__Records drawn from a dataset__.

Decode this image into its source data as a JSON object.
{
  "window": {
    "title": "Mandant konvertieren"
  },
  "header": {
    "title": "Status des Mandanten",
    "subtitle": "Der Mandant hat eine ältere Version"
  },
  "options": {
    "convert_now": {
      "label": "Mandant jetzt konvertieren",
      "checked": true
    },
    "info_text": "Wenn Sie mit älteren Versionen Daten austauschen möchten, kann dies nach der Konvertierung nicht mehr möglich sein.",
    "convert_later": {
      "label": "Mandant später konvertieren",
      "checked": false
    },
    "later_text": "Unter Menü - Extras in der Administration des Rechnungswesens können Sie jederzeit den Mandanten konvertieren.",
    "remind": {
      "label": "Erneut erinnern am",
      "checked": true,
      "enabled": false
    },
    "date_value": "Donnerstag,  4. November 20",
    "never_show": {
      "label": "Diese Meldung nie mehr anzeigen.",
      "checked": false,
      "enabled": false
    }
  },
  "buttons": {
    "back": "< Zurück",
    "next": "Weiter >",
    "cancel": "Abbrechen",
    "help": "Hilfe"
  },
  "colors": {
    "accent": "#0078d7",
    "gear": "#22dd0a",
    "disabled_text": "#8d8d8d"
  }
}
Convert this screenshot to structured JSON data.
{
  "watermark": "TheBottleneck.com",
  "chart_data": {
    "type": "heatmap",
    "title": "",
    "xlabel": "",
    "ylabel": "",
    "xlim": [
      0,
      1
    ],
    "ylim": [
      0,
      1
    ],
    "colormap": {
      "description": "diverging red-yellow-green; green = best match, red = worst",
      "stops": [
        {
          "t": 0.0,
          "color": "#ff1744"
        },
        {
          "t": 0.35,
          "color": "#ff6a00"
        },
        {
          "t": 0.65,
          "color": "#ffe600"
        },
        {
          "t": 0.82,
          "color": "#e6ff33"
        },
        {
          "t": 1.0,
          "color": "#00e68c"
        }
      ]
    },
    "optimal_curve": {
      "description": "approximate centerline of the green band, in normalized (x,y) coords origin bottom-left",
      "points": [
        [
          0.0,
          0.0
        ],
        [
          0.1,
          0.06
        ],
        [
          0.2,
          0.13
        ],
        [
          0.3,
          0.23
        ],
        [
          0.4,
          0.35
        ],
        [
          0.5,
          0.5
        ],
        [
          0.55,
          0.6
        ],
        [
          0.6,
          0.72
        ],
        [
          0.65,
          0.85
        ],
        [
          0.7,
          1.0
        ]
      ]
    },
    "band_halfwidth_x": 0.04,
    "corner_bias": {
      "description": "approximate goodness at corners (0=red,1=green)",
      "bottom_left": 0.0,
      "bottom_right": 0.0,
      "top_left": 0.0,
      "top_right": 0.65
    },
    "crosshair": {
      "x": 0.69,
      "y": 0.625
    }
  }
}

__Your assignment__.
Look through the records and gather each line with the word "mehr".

__Task result__.
    "info_text": "Wenn Sie mit älteren Versionen Daten austauschen möchten, kann dies nach der Konvertierung nicht mehr möglich sein.",
      "label": "Diese Meldung nie mehr anzeigen.",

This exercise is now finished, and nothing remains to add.